BRIEF
The entries below are to be restated exactly, and their images are to be omitted.

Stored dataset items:
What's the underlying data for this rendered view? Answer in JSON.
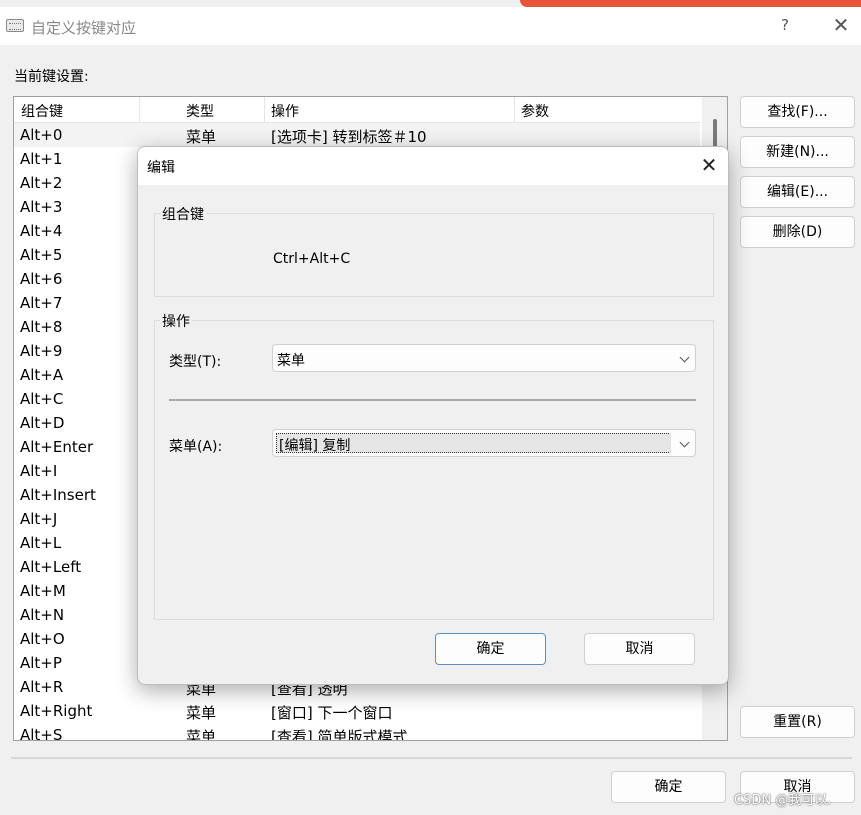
{
  "window": {
    "title": "自定义按键对应",
    "help_label": "?",
    "close_label": "✕"
  },
  "current_label": "当前键设置:",
  "list": {
    "headers": [
      "组合键",
      "类型",
      "操作",
      "参数"
    ],
    "rows": [
      {
        "key": "Alt+0",
        "type": "菜单",
        "op": "[选项卡] 转到标签＃10"
      },
      {
        "key": "Alt+1",
        "type": "",
        "op": ""
      },
      {
        "key": "Alt+2",
        "type": "",
        "op": ""
      },
      {
        "key": "Alt+3",
        "type": "",
        "op": ""
      },
      {
        "key": "Alt+4",
        "type": "",
        "op": ""
      },
      {
        "key": "Alt+5",
        "type": "",
        "op": ""
      },
      {
        "key": "Alt+6",
        "type": "",
        "op": ""
      },
      {
        "key": "Alt+7",
        "type": "",
        "op": ""
      },
      {
        "key": "Alt+8",
        "type": "",
        "op": ""
      },
      {
        "key": "Alt+9",
        "type": "",
        "op": ""
      },
      {
        "key": "Alt+A",
        "type": "",
        "op": ""
      },
      {
        "key": "Alt+C",
        "type": "",
        "op": ""
      },
      {
        "key": "Alt+D",
        "type": "",
        "op": ""
      },
      {
        "key": "Alt+Enter",
        "type": "",
        "op": ""
      },
      {
        "key": "Alt+I",
        "type": "",
        "op": ""
      },
      {
        "key": "Alt+Insert",
        "type": "",
        "op": ""
      },
      {
        "key": "Alt+J",
        "type": "",
        "op": ""
      },
      {
        "key": "Alt+L",
        "type": "",
        "op": ""
      },
      {
        "key": "Alt+Left",
        "type": "",
        "op": ""
      },
      {
        "key": "Alt+M",
        "type": "",
        "op": ""
      },
      {
        "key": "Alt+N",
        "type": "",
        "op": ""
      },
      {
        "key": "Alt+O",
        "type": "",
        "op": ""
      },
      {
        "key": "Alt+P",
        "type": "",
        "op": ""
      },
      {
        "key": "Alt+R",
        "type": "菜单",
        "op": "[查看] 透明"
      },
      {
        "key": "Alt+Right",
        "type": "菜单",
        "op": "[窗口] 下一个窗口"
      },
      {
        "key": "Alt+S",
        "type": "菜单",
        "op": "[查看] 简单版式模式"
      }
    ]
  },
  "side_buttons": {
    "find": "查找(F)...",
    "new": "新建(N)...",
    "edit": "编辑(E)...",
    "delete": "删除(D)",
    "reset": "重置(R)"
  },
  "footer": {
    "ok": "确定",
    "cancel": "取消"
  },
  "dialog": {
    "title": "编辑",
    "close_label": "✕",
    "combo_group_label": "组合键",
    "combo_value": "Ctrl+Alt+C",
    "op_group_label": "操作",
    "type_label": "类型(T):",
    "type_value": "菜单",
    "menu_label": "菜单(A):",
    "menu_value": "[编辑] 复制",
    "ok": "确定",
    "cancel": "取消"
  },
  "watermark": "CSDN @我可以."
}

SOLUTION
What's the underlying data for this rendered view? Answer in JSON.
{
  "window": {
    "title": "自定义按键对应",
    "help_label": "?",
    "close_label": "✕"
  },
  "current_label": "当前键设置:",
  "list": {
    "headers": [
      "组合键",
      "类型",
      "操作",
      "参数"
    ],
    "rows": [
      {
        "key": "Alt+0",
        "type": "菜单",
        "op": "[选项卡] 转到标签＃10"
      },
      {
        "key": "Alt+1",
        "type": "",
        "op": ""
      },
      {
        "key": "Alt+2",
        "type": "",
        "op": ""
      },
      {
        "key": "Alt+3",
        "type": "",
        "op": ""
      },
      {
        "key": "Alt+4",
        "type": "",
        "op": ""
      },
      {
        "key": "Alt+5",
        "type": "",
        "op": ""
      },
      {
        "key": "Alt+6",
        "type": "",
        "op": ""
      },
      {
        "key": "Alt+7",
        "type": "",
        "op": ""
      },
      {
        "key": "Alt+8",
        "type": "",
        "op": ""
      },
      {
        "key": "Alt+9",
        "type": "",
        "op": ""
      },
      {
        "key": "Alt+A",
        "type": "",
        "op": ""
      },
      {
        "key": "Alt+C",
        "type": "",
        "op": ""
      },
      {
        "key": "Alt+D",
        "type": "",
        "op": ""
      },
      {
        "key": "Alt+Enter",
        "type": "",
        "op": ""
      },
      {
        "key": "Alt+I",
        "type": "",
        "op": ""
      },
      {
        "key": "Alt+Insert",
        "type": "",
        "op": ""
      },
      {
        "key": "Alt+J",
        "type": "",
        "op": ""
      },
      {
        "key": "Alt+L",
        "type": "",
        "op": ""
      },
      {
        "key": "Alt+Left",
        "type": "",
        "op": ""
      },
      {
        "key": "Alt+M",
        "type": "",
        "op": ""
      },
      {
        "key": "Alt+N",
        "type": "",
        "op": ""
      },
      {
        "key": "Alt+O",
        "type": "",
        "op": ""
      },
      {
        "key": "Alt+P",
        "type": "",
        "op": ""
      },
      {
        "key": "Alt+R",
        "type": "菜单",
        "op": "[查看] 透明"
      },
      {
        "key": "Alt+Right",
        "type": "菜单",
        "op": "[窗口] 下一个窗口"
      },
      {
        "key": "Alt+S",
        "type": "菜单",
        "op": "[查看] 简单版式模式"
      }
    ]
  },
  "side_buttons": {
    "find": "查找(F)...",
    "new": "新建(N)...",
    "edit": "编辑(E)...",
    "delete": "删除(D)",
    "reset": "重置(R)"
  },
  "footer": {
    "ok": "确定",
    "cancel": "取消"
  },
  "dialog": {
    "title": "编辑",
    "close_label": "✕",
    "combo_group_label": "组合键",
    "combo_value": "Ctrl+Alt+C",
    "op_group_label": "操作",
    "type_label": "类型(T):",
    "type_value": "菜单",
    "menu_label": "菜单(A):",
    "menu_value": "[编辑] 复制",
    "ok": "确定",
    "cancel": "取消"
  },
  "watermark": "CSDN @我可以."
}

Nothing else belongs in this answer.